The North American brands will have 54 percent of their capacity in the Caribbean, compared to 56 percent last year; 20 percent will be in long and exotic cruises, roughly the same as last year; 10 percent will be on the Mexican Riviera, compared to 13 percent last year; and the balance will be in a various trades.
Frank noted that while Caribbean and Mexican Riviera pricing are less than last year, they are relatively stronger than other areas, especially the so-called exotic programs where pricing is substantially lower, he said.
The European brands will have 60 percent of their capacity in Europe, compared to 69 percent in 2008; 30 percent on longer, exotic cruises, up 5 percent from last year; and 10 percent in the Caribbean, down from 16 percent last year. Frank said occupancy and pricing are slightly lower from last year.
The earnings guidance is from $0.30 to $0.32 compared to actual earnings of $0.49 for the same quarter in 2008.
For the third quarter, fleetwide capacity will be up 5.6 percent – 3.8 percent in North America and 7.4 percent in Europe.

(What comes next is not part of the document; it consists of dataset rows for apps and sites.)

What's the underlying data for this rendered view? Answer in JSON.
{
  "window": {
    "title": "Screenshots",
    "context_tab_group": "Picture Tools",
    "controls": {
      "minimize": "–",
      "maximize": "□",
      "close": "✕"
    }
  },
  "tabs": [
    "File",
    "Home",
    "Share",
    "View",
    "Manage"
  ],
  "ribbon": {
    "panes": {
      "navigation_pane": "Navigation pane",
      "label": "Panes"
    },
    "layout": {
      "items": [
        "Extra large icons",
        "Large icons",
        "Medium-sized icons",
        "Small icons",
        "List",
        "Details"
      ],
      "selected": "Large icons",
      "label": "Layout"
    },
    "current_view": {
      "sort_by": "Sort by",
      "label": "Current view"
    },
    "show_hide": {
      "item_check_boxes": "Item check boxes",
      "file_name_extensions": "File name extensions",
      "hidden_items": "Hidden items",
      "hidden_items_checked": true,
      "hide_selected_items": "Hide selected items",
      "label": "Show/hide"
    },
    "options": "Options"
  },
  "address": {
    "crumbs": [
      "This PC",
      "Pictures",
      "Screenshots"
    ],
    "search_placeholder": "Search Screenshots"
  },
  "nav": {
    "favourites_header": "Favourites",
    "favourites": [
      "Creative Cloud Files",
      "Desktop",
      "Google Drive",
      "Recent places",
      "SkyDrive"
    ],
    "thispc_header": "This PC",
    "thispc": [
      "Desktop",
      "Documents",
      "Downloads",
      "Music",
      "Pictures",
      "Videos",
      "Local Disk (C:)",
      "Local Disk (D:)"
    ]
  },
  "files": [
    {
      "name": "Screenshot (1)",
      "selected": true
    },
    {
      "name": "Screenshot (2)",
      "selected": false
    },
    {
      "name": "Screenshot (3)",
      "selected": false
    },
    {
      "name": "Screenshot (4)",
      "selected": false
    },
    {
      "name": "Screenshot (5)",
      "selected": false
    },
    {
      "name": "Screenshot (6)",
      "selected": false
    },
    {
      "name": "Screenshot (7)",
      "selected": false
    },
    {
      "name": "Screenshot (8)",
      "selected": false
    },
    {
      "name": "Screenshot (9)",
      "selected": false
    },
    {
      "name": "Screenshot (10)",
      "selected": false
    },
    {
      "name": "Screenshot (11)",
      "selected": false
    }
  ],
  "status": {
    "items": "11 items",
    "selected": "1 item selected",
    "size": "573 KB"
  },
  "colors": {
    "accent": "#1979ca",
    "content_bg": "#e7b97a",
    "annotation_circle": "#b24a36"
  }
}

The North American brands will have 36 percent of their capacity in the Caribbean, approximately the same as last year; 28 percent in Alaska versus 29 percent last year; and 19 percent in Europe compared to 22 percent last year.
Frank said that occupancy is running significantly behind last year – double digits in the Caribbean; substantially in double digits in Alaska and in the single digit range for Europe. He added that the third quarter will be extra difficult for the North American brands.
The European brands are- mainly in the Mediterranean and Northern Europe and while occupancy and pricing are lower than in 2008, the brands are performing better than their North American counterparts, Frank said.
Passenger capacity will be up 7.6 percent in the fourth quarter – 5.7 percent in North America and 9.5 percent in Europe. Frank cautioned that it is too early to read much into the booking information available at this point.
The North American brands will have 45 percent of their capacity in the Caribbean, up from 42 percent last year; 17 percent in Alaska and Europe, down from 20 percent last year; and 23 percent in longer and exotic cruises, compared to 21 percent last year. Occupancy is running behind last year and pricing is similar to the third quarter, according to Frank.
The European brands will have 78 percent of their capacity in Europe and 17 percent on longer, exotic cruises, approximately the same as last year.
Frank said that occupancy is lower than a year ago and that pricing is lower, but higher than for the North American brands.
Carnival attributed lower revenues to 5 percent declines in both ticket and onboard spending yields during the quarter. Only spa and bar revenues were up.The North American brands experienced a 3.9 percent decline and the European brands 7.8 percent. The declines affected all itineraries, according to the company.
Cost savings contributed $0.06 per share and lower fuel costs and various other efforts added $0.04 per share, according to David Bernstein, executive vice president and CFO.
Carnival saw a 2.3 percent capacity increase during the quarter – 6.2 percent for its European brands and 1.9 percent in North America.
“Most leisure companies will not have a return this year at all,” Arison said in response to an analyst’s question whether the board was satisfied with the company’s rate of return.
Frank added that the UK market is holding up well for the Carnival brands and that Costa Crociere and AIDA Cruises are performing well. Spain, meanwhile, continues to be a challenge, seemingly suffering more than any of the other European countries. But the company has relatively little capacity in the Spanish market.
The consumer today is very price sensitive, Arison said, and every leisure product is discounted. Both he and Frank underlined that discounting is filling the ships and when demand comes back, pricing will go up.
On the cost saving side, Bernstein noted that the company has been re-negotiating prices with vendors, and Frank said there 20 to 30 areas they are looking at for cost benefits – “across the supply chain and in (corporate) centralized procurement.”